Residents of Whitestone say that they’ve had enough of seeing an abandoned property that’s become an eyesore in the last decade.
Over a dozen residents met at 14th Avenue and Totten Street to voice a number of health and safety concerns stemming from a neglected corner residential property. During the press conference organized by state Senator Tony Avella, residents said the property has been abandoned for up to 14 years.
The property owner of 14-05 Totten St. first received a permit for construction in 2005, according to Department of Buildings records. The permit was renewed several times and last expired in January 2014. There are currently no active permits for construction at the property.
The overgrown condition of the property has created a rodent problem, as well as issues with mosquitoes in the warmer months, residents said.
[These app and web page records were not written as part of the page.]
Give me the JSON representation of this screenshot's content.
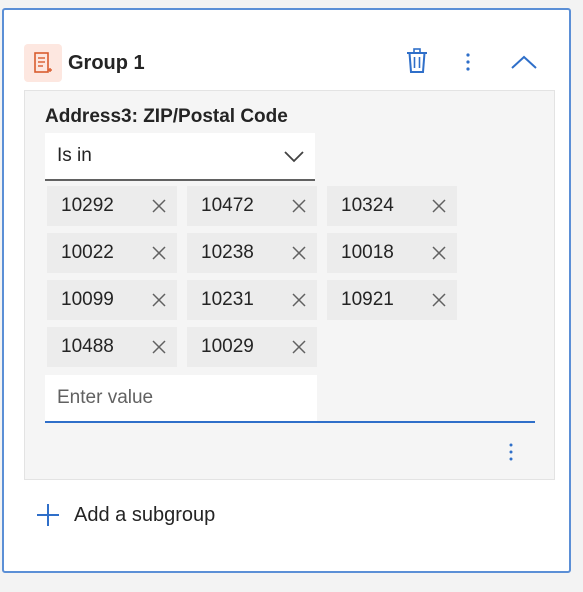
{
  "group": {
    "title": "Group 1"
  },
  "condition": {
    "field_label": "Address3: ZIP/Postal Code",
    "operator": "Is in",
    "values": [
      "10292",
      "10472",
      "10324",
      "10022",
      "10238",
      "10018",
      "10099",
      "10231",
      "10921",
      "10488",
      "10029"
    ],
    "input_placeholder": "Enter value"
  },
  "footer": {
    "add_subgroup_label": "Add a subgroup"
  },
  "colors": {
    "accent": "#2f6fc9",
    "card_border": "#5b8fd6",
    "group_icon_bg": "#fde7e0",
    "group_icon_fg": "#d95c2e"
  }
}
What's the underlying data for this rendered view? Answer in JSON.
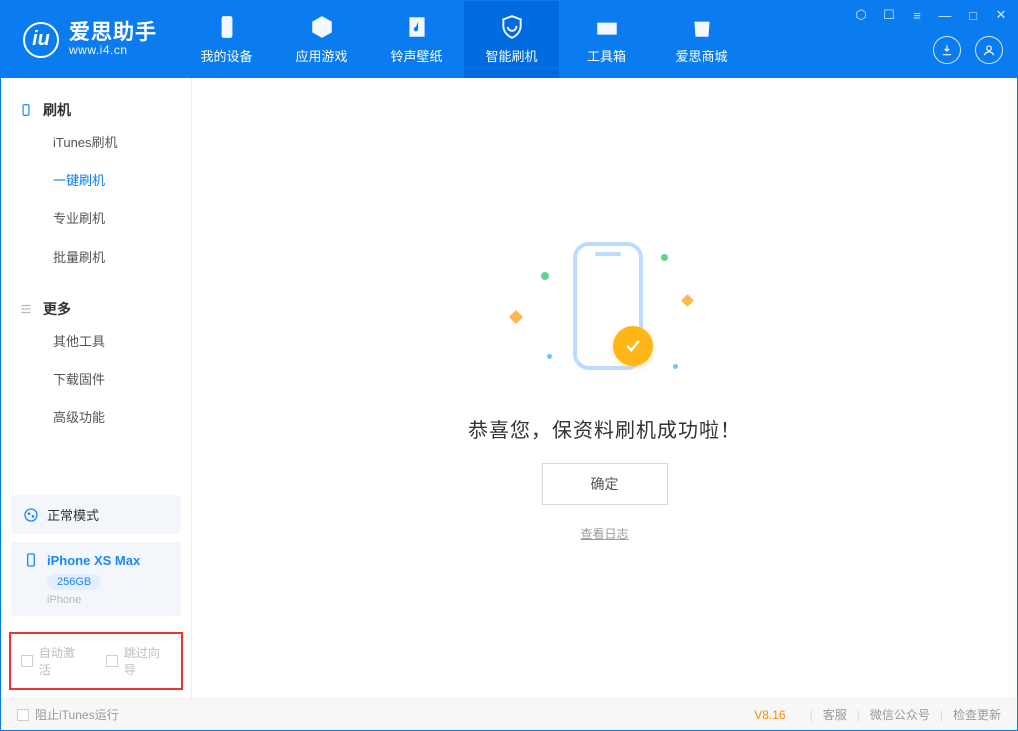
{
  "app": {
    "name_cn": "爱思助手",
    "name_en": "www.i4.cn"
  },
  "tabs": {
    "device": "我的设备",
    "apps": "应用游戏",
    "ring": "铃声壁纸",
    "flash": "智能刷机",
    "toolbox": "工具箱",
    "store": "爱思商城"
  },
  "sidebar": {
    "group_flash": "刷机",
    "items_flash": [
      "iTunes刷机",
      "一键刷机",
      "专业刷机",
      "批量刷机"
    ],
    "group_more": "更多",
    "items_more": [
      "其他工具",
      "下载固件",
      "高级功能"
    ],
    "mode_card": {
      "label": "正常模式"
    },
    "device_card": {
      "name": "iPhone XS Max",
      "storage": "256GB",
      "type": "iPhone"
    },
    "opt_auto_activate": "自动激活",
    "opt_skip_guide": "跳过向导"
  },
  "main": {
    "success_text": "恭喜您，保资料刷机成功啦！",
    "ok_button": "确定",
    "view_log": "查看日志"
  },
  "footer": {
    "block_itunes": "阻止iTunes运行",
    "version": "V8.16",
    "support": "客服",
    "wechat": "微信公众号",
    "update": "检查更新"
  }
}
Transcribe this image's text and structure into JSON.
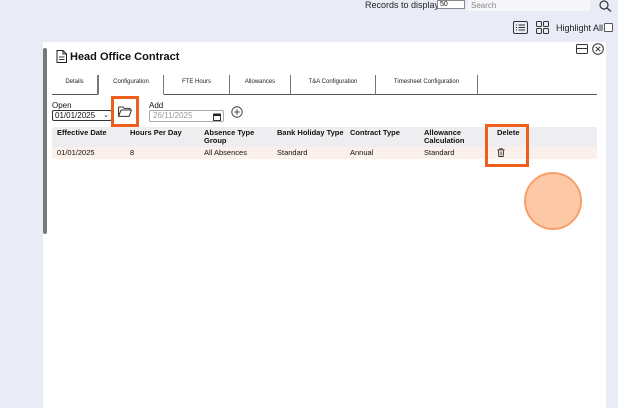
{
  "header": {
    "records_label": "Records to display",
    "records_value": "50",
    "search_placeholder": "Search",
    "highlight_all_label": "Highlight All"
  },
  "page": {
    "title": "Head Office Contract"
  },
  "tabs": [
    {
      "label": "Details",
      "active": false
    },
    {
      "label": "Configuration",
      "active": true
    },
    {
      "label": "FTE Hours",
      "active": false
    },
    {
      "label": "Allowances",
      "active": false
    },
    {
      "label": "T&A Configuration",
      "active": false
    },
    {
      "label": "Timesheet Configuration",
      "active": false
    }
  ],
  "controls": {
    "open_label": "Open",
    "open_value": "01/01/2025",
    "add_label": "Add",
    "add_date_value": "26/11/2025"
  },
  "table": {
    "headers": {
      "effective_date": "Effective Date",
      "hours_per_day": "Hours Per Day",
      "absence_type_group": "Absence Type Group",
      "bank_holiday_type": "Bank Holiday Type",
      "contract_type": "Contract Type",
      "allowance_calculation": "Allowance Calculation",
      "delete": "Delete"
    },
    "rows": [
      {
        "effective_date": "01/01/2025",
        "hours_per_day": "8",
        "absence_type_group": "All Absences",
        "bank_holiday_type": "Standard",
        "contract_type": "Annual",
        "allowance_calculation": "Standard"
      }
    ]
  },
  "colors": {
    "highlight": "#ef5e1c",
    "row_bg": "#fbf0ea",
    "header_bg": "#eeeef0",
    "page_bg": "#e9ebf6"
  },
  "icons": {
    "search": "search-icon",
    "list": "list-view-icon",
    "grid": "grid-view-icon",
    "document": "document-icon",
    "window": "window-icon",
    "close": "close-icon",
    "folder": "folder-open-icon",
    "calendar": "calendar-icon",
    "add": "add-circle-icon",
    "trash": "trash-icon"
  }
}
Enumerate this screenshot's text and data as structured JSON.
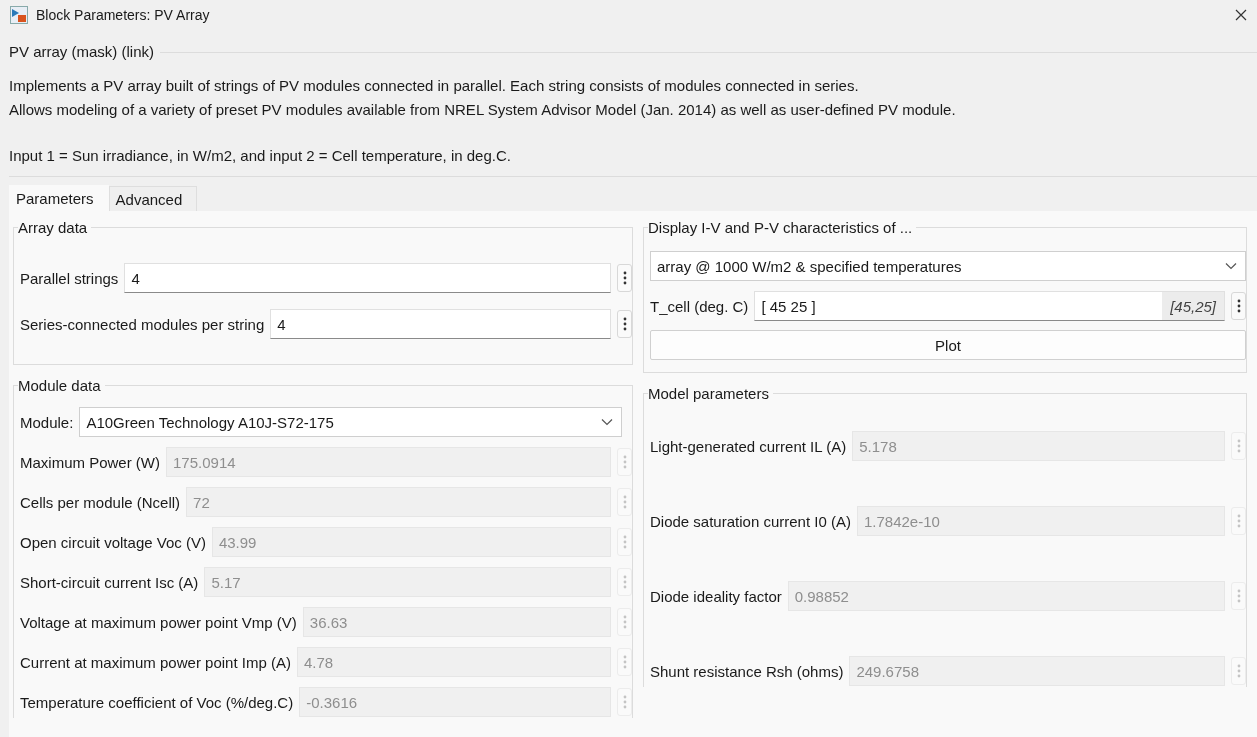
{
  "window": {
    "title": "Block Parameters: PV Array"
  },
  "header": {
    "title": "PV array (mask) (link)",
    "description": [
      "Implements a PV array built of strings of PV modules connected in parallel. Each string consists of modules connected in series.",
      "Allows modeling of a variety of preset PV modules available from NREL System Advisor Model (Jan. 2014) as well as user-defined PV module."
    ],
    "note": "Input 1 = Sun irradiance, in W/m2, and input 2 = Cell temperature, in deg.C."
  },
  "tabs": [
    {
      "label": "Parameters",
      "selected": true
    },
    {
      "label": "Advanced",
      "selected": false
    }
  ],
  "array_data": {
    "title": "Array data",
    "fields": [
      {
        "label": "Parallel strings",
        "value": "4",
        "disabled": false
      },
      {
        "label": "Series-connected modules per string",
        "value": "4",
        "disabled": false
      }
    ]
  },
  "display": {
    "title": "Display  I-V and P-V characteristics of ...",
    "dropdown": {
      "value": "array @ 1000 W/m2 & specified temperatures"
    },
    "t_cell": {
      "label": "T_cell (deg. C)",
      "value": "[ 45 25  ]",
      "evaluated": "[45,25]",
      "disabled": false
    },
    "plot_button": "Plot"
  },
  "module_data": {
    "title": "Module data",
    "module": {
      "label": "Module:",
      "value": "A10Green Technology A10J-S72-175"
    },
    "fields": [
      {
        "label": "Maximum Power (W)",
        "value": "175.0914",
        "disabled": true
      },
      {
        "label": "Cells per module (Ncell)",
        "value": "72",
        "disabled": true
      },
      {
        "label": "Open circuit voltage  Voc (V)",
        "value": "43.99",
        "disabled": true
      },
      {
        "label": "Short-circuit current Isc (A)",
        "value": "5.17",
        "disabled": true
      },
      {
        "label": "Voltage at maximum power point Vmp (V)",
        "value": "36.63",
        "disabled": true
      },
      {
        "label": "Current at maximum power point Imp (A)",
        "value": "4.78",
        "disabled": true
      },
      {
        "label": "Temperature coefficient of Voc (%/deg.C)",
        "value": "-0.3616",
        "disabled": true
      }
    ]
  },
  "model_parameters": {
    "title": "Model parameters",
    "fields": [
      {
        "label": "Light-generated current IL (A)",
        "value": "5.178",
        "disabled": true
      },
      {
        "label": "Diode saturation current I0 (A)",
        "value": "1.7842e-10",
        "disabled": true
      },
      {
        "label": "Diode ideality factor",
        "value": "0.98852",
        "disabled": true
      },
      {
        "label": "Shunt resistance Rsh (ohms)",
        "value": "249.6758",
        "disabled": true
      }
    ]
  }
}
The eyesore also has neighbors concerned about the site’s potential impact on their property values.
Resident Tom Longstreet said he purchased a neighboring property in 2011. Had he been aware of the history of the zombie house, Longstreet said, he “probably would have thought twice” about the purchase.
“We all pay an excess of seven to 10 thousand dollars a year in property taxes. We respect our properties,” he said.
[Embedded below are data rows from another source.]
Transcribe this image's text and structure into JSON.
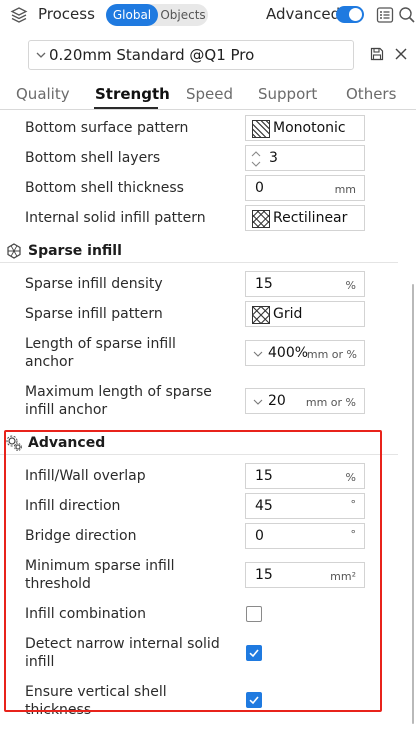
{
  "header": {
    "title": "Process",
    "scope_global": "Global",
    "scope_objects": "Objects",
    "advanced_label": "Advanced",
    "advanced_on": true,
    "accent_color": "#1f7ae0"
  },
  "preset": {
    "name": "0.20mm Standard @Q1 Pro",
    "icons": [
      "chevron-down-icon",
      "save-icon",
      "close-icon"
    ]
  },
  "tabs": [
    {
      "label": "Quality",
      "active": false
    },
    {
      "label": "Strength",
      "active": true
    },
    {
      "label": "Speed",
      "active": false
    },
    {
      "label": "Support",
      "active": false
    },
    {
      "label": "Others",
      "active": false
    }
  ],
  "walls": {
    "bottom_surface_pattern": {
      "label": "Bottom surface pattern",
      "value": "Monotonic",
      "icon": "monotonic-pattern-icon"
    },
    "bottom_shell_layers": {
      "label": "Bottom shell layers",
      "value": "3"
    },
    "bottom_shell_thickness": {
      "label": "Bottom shell thickness",
      "value": "0",
      "unit": "mm"
    },
    "internal_solid_infill_pattern": {
      "label": "Internal solid infill pattern",
      "value": "Rectilinear",
      "icon": "rectilinear-pattern-icon"
    }
  },
  "sparse": {
    "title": "Sparse infill",
    "density": {
      "label": "Sparse infill density",
      "value": "15",
      "unit": "%"
    },
    "pattern": {
      "label": "Sparse infill pattern",
      "value": "Grid",
      "icon": "grid-pattern-icon"
    },
    "anchor_line1": "Length of sparse infill",
    "anchor_line2": "anchor",
    "anchor": {
      "value": "400%",
      "unit": "mm or %"
    },
    "max_anchor_line1": "Maximum length of sparse",
    "max_anchor_line2": "infill anchor",
    "max_anchor": {
      "value": "20",
      "unit": "mm or %"
    }
  },
  "advanced": {
    "title": "Advanced",
    "infill_wall_overlap": {
      "label": "Infill/Wall overlap",
      "value": "15",
      "unit": "%"
    },
    "infill_direction": {
      "label": "Infill direction",
      "value": "45",
      "unit": "°"
    },
    "bridge_direction": {
      "label": "Bridge direction",
      "value": "0",
      "unit": "°"
    },
    "min_sparse_line1": "Minimum sparse infill",
    "min_sparse_line2": "threshold",
    "min_sparse": {
      "value": "15",
      "unit": "mm²"
    },
    "infill_combination": {
      "label": "Infill combination",
      "checked": false
    },
    "detect_narrow_line1": "Detect narrow internal solid",
    "detect_narrow_line2": "infill",
    "detect_narrow_checked": true,
    "ensure_vertical_line1": "Ensure vertical shell",
    "ensure_vertical_line2": "thickness",
    "ensure_vertical_checked": true,
    "highlight_color": "#e8231b"
  }
}
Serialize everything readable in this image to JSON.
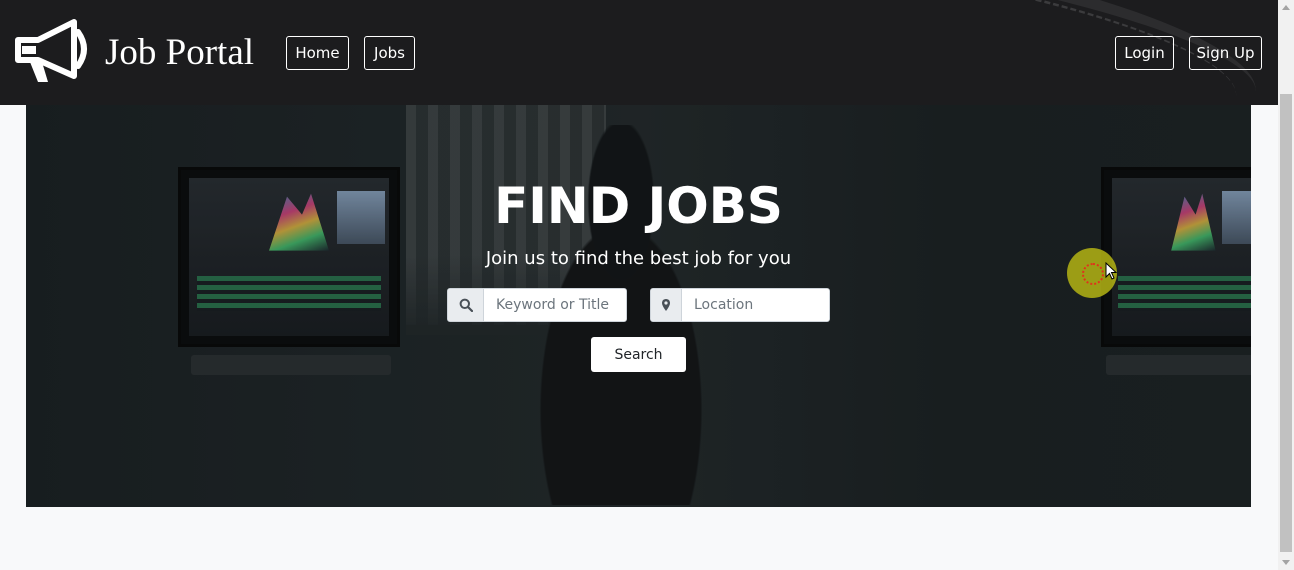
{
  "brand": {
    "title": "Job Portal",
    "logo_icon": "megaphone-icon"
  },
  "nav": {
    "home_label": "Home",
    "jobs_label": "Jobs",
    "login_label": "Login",
    "signup_label": "Sign Up"
  },
  "hero": {
    "title": "FIND JOBS",
    "subtitle": "Join us to find the best job for you",
    "keyword": {
      "icon": "search-icon",
      "placeholder": "Keyword or Title",
      "value": ""
    },
    "location": {
      "icon": "map-marker-icon",
      "placeholder": "Location",
      "value": ""
    },
    "search_label": "Search"
  },
  "colors": {
    "navbar_bg": "#1c1c1e",
    "page_bg": "#f8f9fa",
    "hero_overlay": "#1f2628",
    "addon_bg": "#e9ecef"
  }
}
Longstreet said he frequently cleans the property of garbage, including beer cans and used condoms, and has to dump Clorox in the area to abate the summertime mosquito situation.
“This is a great neighborhood,” Avella said. “All you have to do is walk around to any home to see how well maintained they are … Nobody should have to live with these conditions for 12 to 14 years.”
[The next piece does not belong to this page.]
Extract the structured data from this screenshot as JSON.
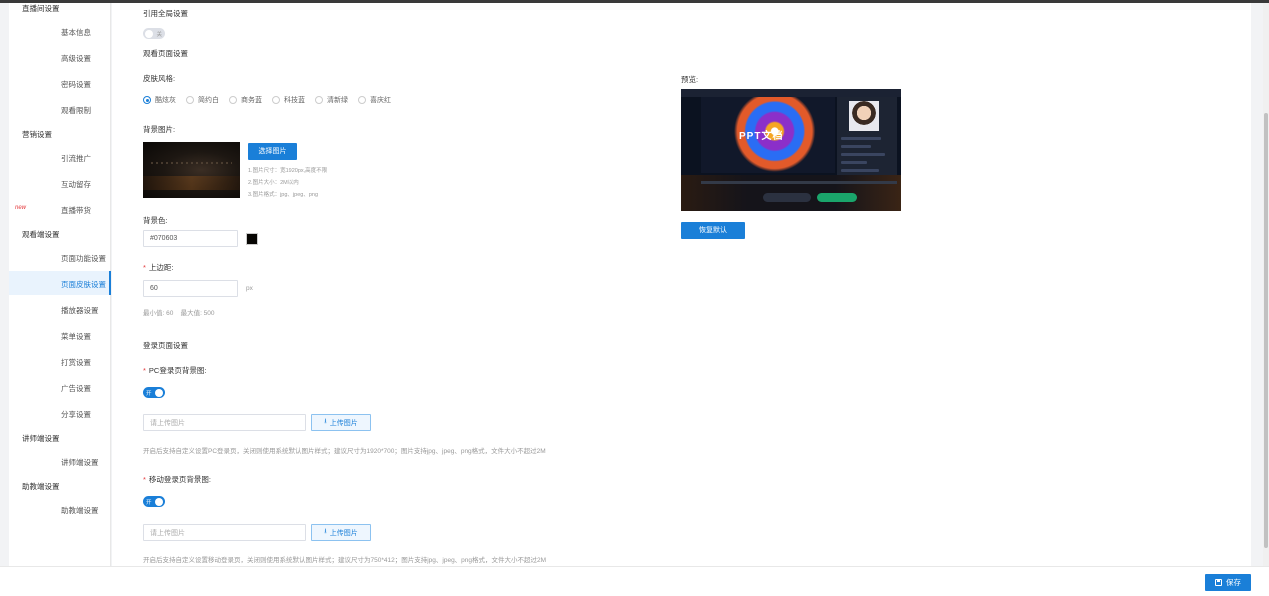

Avella said he was able to get into contact with the property owner, who claimed he was trying to put the property up for sale.
“Anybody who knows this neighborhood knows full well that you could sell this lot in a day if you’re really motivated,” the lawmaker said. “If you’re not motivated, then it’s just an excuse to leave this the way it is.”
A DOB spokesperson said the city agency has been investigating the property. An inspector was most recently at the site on Oct. 27. The inspector discovered the site was “secure” but issued two new violations to the property owner: one for an illegal fence in poor condition and another for failure to comply with previously issued violations.
A violation for illegal storage of vehicles on the property was also issued earlier this year.
“DOB will continue to monitor the property and issue additional enforcement actions if necessary,” the spokesperson said.
The property owner could not be reached for comment.